In support of this diagnosis, we note the claimant’s testimony at the hearing:
Q. Could you tell us what sort of activities start off the pain in your low back, sir?
A. It’s not like anything in particular. I’ve tried to pinpoint something which might do it and I – whether it’s a lifting or a moving, and I can’t point to any one thing.
I can be just sitting in a chair and all of a sudden notice the back pain. I can be standing in the kitchen finishing up the dishes and notice a back pain.
It just happens. Like I don’t have to do anything. It’s just for some reason the muscles tighten up and you end up with a back ache. It’s just – I don’t know what causes it.
In light of a diagnosis of mechanical back pain and the minimal objective findings reported by the MRP specialists we are led to conclude that the claimant had recovered from the compensable injury of September 19, 1994. In this regard we accept the evidence of the WCB orthopaedic consultant as recorded in a memorandum to file dated March 27, 1997 that:
“I don’t think the “bulging discs” are of much significance... .He may have a myofascial strain or an aggravation of the pre-existing condition... . He should have recovered by now from the “strain” or aggravation of the pre-ex.”
We further find that any ongoing difficulties are likely related to the claimant's mechanical low back condition and any restrictions in this regard would be preventative in nature. We particularly note from the report of the physical examination at the time of the MRP:
“On examination, his neck, shoulders and upper limbs have full movements... . The dorsal lumbar spine has full movements. There is no localized pain or tenderness. Both hips, knees, ankles and feet have full movement.
Straight leg raising is to 90 ° bilateral. There is slight pain at the extremes of elevation right leg which gives him pain over the posterior of the right hip. He was able to walk easily on his heels and tip toes and squat down on both legs and could also squat alternately on each leg.”
We also note in the MRP report that the panel linked the continuation of the claimant’s low back pain to the compensable event on a temporal basis and because the area of ongoing complaint was identical. They state in this regard:
“The condition appears to have had onset at the time of the reported injuries in 1994 and has progressed from an acute to a chronic type of low back pain... .
The area of complaint is identical but there continue to be no specific objective findings.” (emphasis ours)

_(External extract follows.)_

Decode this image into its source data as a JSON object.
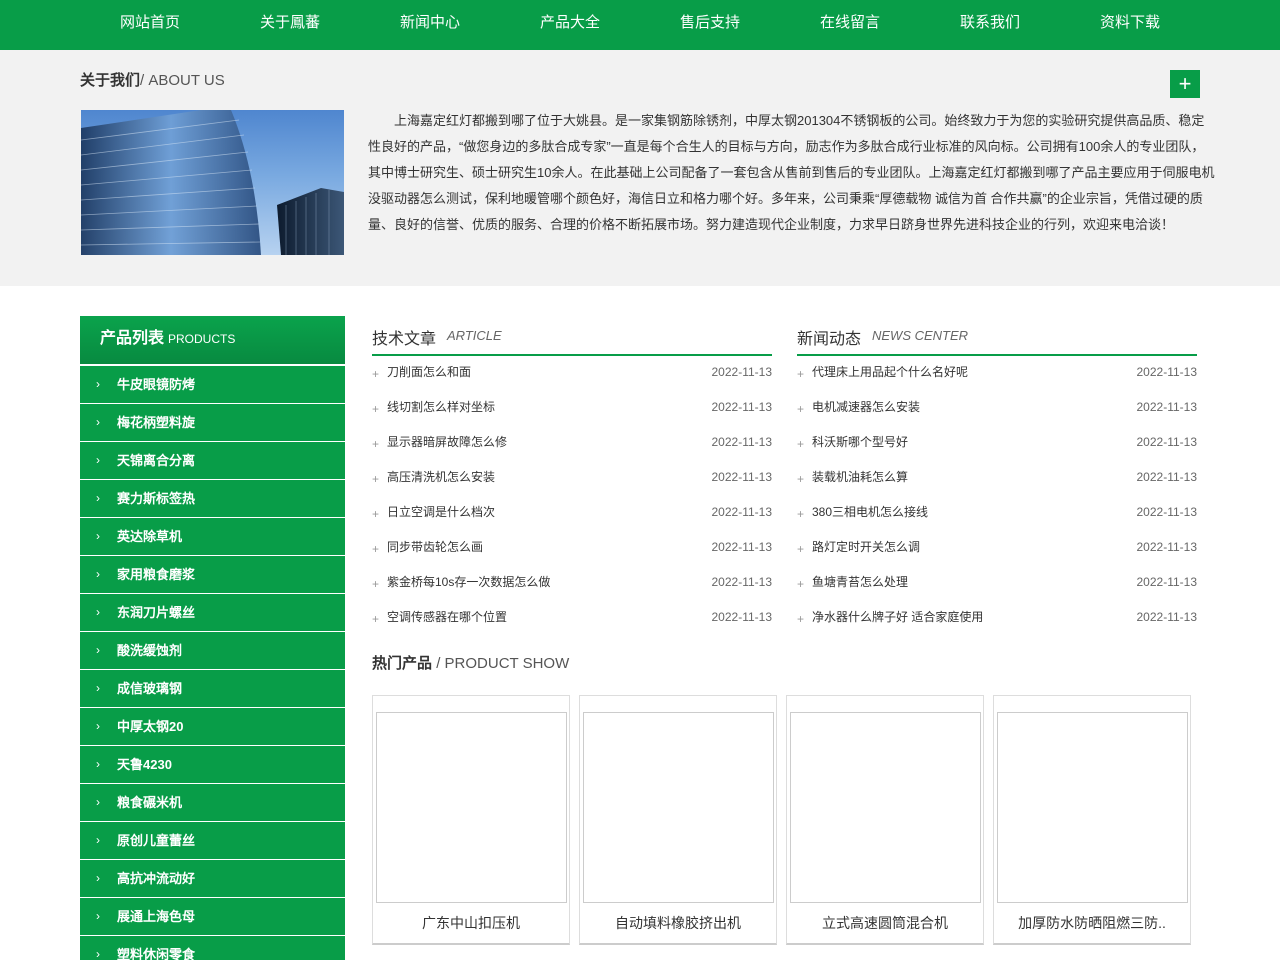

In this regard we note the claimant’s testimony as to what particular activities precipitate low back complaints and we accept and concur with the opinion of the consulting orthopaedic surgeon and other evidence on file that suggests the claimant has a purely mechanical lumbar back problem and that it would be difficult to relate all of his apparent ongoing difficulties to the compensable event.
We find from the evidence which included a review of all medical documentation on file and, in particular, a consideration of the mechanism of accident, the various postulated diagnoses, the duration of symptoms, expected recovery norms and the claimant’s own evidence that the claimant has a chronic mechanical low back problem which is precipitated by normal day to day activities. We therefore find that a cause and effect relationship between the ongoing symptomatology beyond April 19, 1995 and the compensable injury of September 19, 1994 no longer exists. Therefore the claimant’s appeal is denied.
Panel MembersD.A. Vivian, Presiding Officer
H. Middlestead, Commissioner
R. Frisken, Commissioner
Recording Secretary, B. Miller
D.A. Vivian - Presiding Officer
(on behalf of the panel)
Signed at Winnipeg this 4th day of October, 1999